Getting Enough Sleep Is More Important Than You Think

Sleep, as we all know, is essential for our survival. However, as we’re approaching finals, we tend to sacrifice sleep to get more work done (I’m guilty of this myself). Here’s why you need to plan out your time for sleeping:

  1. 1. Sleeping improves your memory.

    Studies have shown that sleeping is extremely important for learning and forming long term memories. When we sleep, memories undergo system consolidation, which enhances the neural connections that form our memories, thus stabilizing them. In a study, people who did an intensive language course had an increase in rapid eye movement (REM) sleep, which showed that REM sleep is important for introducing new information to the brain. Also, REM sleep seems to have a crucial role in procedural memory, or the remembering “how” to do something.

  2. 2. Sleeping improves your metabolism.
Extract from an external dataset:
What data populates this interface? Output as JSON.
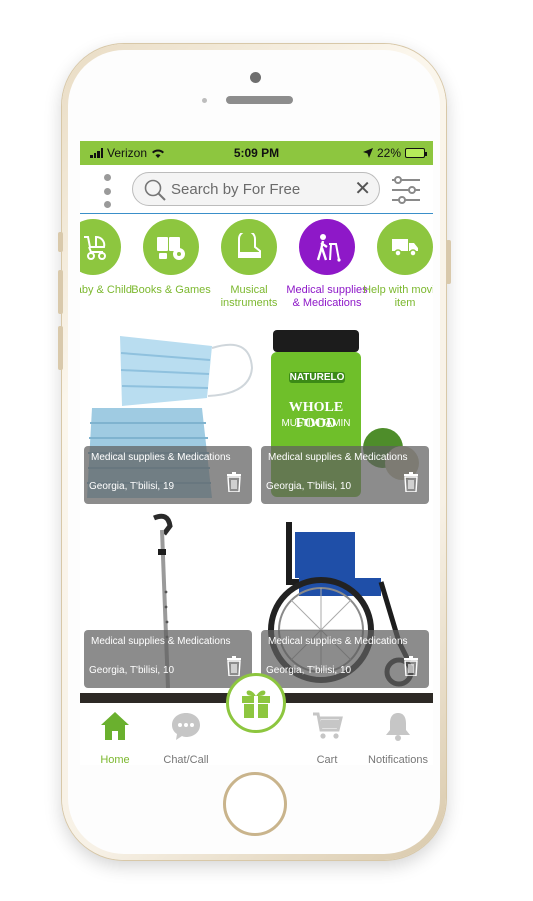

    Sleep has a crucial role in regulating our body weight and metabolism. A study showed that people who get less sleep had reduced levels of leptin and higher levels of ghrelin. Leptin is the hormone that is involved in regulating appetite and it controls your feelings of hunger. When you have too little leptin in your body, it causes you to feel hungry even if you don’t actually need more energy. Ghrelin, on the other hand, is the opposite of leptin, as it tells your brain when you need to stop burning calories and store energy as fat. When there are higher levels of ghrelin in your body, more energy will be stored as fat. The changing levels of these hormones in your body can cause fluctuations in your metabolism. Indeed, it has been observed that the increase in obesity in the 20th century almost parallels the decrease in sleep duration.

  3. 3. Sleep deprivation and heart disease are interlinked.

    Although the cause for the link between sleep and heart disease is not clear, researchers agree that they are definitely linked. People who don’t get enough sleep have higher levels of substances that can lead to inflammation, which is a key cause of heart disease. Also, people who have sleep apnea generally have poor heart health. Without sleep, some chemicals are released that stop our body from having extended periods of low heart rate and blood pressure.

  4. 4. Sleep actually used to be in two shifts until recently!

    There has been a lot of evidence showing that historically, we used to sleep in two segments. For example, in his books, Charles Dickens referred to the ‘First Sleep’ and ‘Second Sleep.’ We would sleep in two shifts, with a waking period of around an hour or two between these shifts. First sleep (also known as dead sleep) would last for around four hours. Then, people would wake up at around midnight for a few hours and pray, chop wood, or have sex. Second sleep would start after this and end in the morning. People in Central America and Brazil continued this way of sleeping in the 20th century and it is still practiced in some areas of Nigeria. Researchers think that this practice ended because with the advent of industrialization and modern lighting, it seemed unnecessary to have disruptions to people’s rest. While instances of insomnia have been noted to rise as people moved away from segmented sleep, researchers agree that a consistent chunk of sleep is best for our health.

  5. 5. Sleep and depression are linked.

    The connection between sleep and depression appears to be a catch-22, as depression can cause sleep problems and sleep issues can lead to depression. In fact, people with depression commonly have insomnia, especially children and adolescents. Also, chronic sleep deprivation can lead to negative thinking and emotional vulnerability. Sleep loss can also cause irritability, impatience, and loss of judgement.

The next time you think it’d be best to pull an all-nighter to study for that big exam or complete that major assignment on time, consider the negative impact a lack of sleep will have on your health and performance. Try spacing out your work and study time and your body will thank you.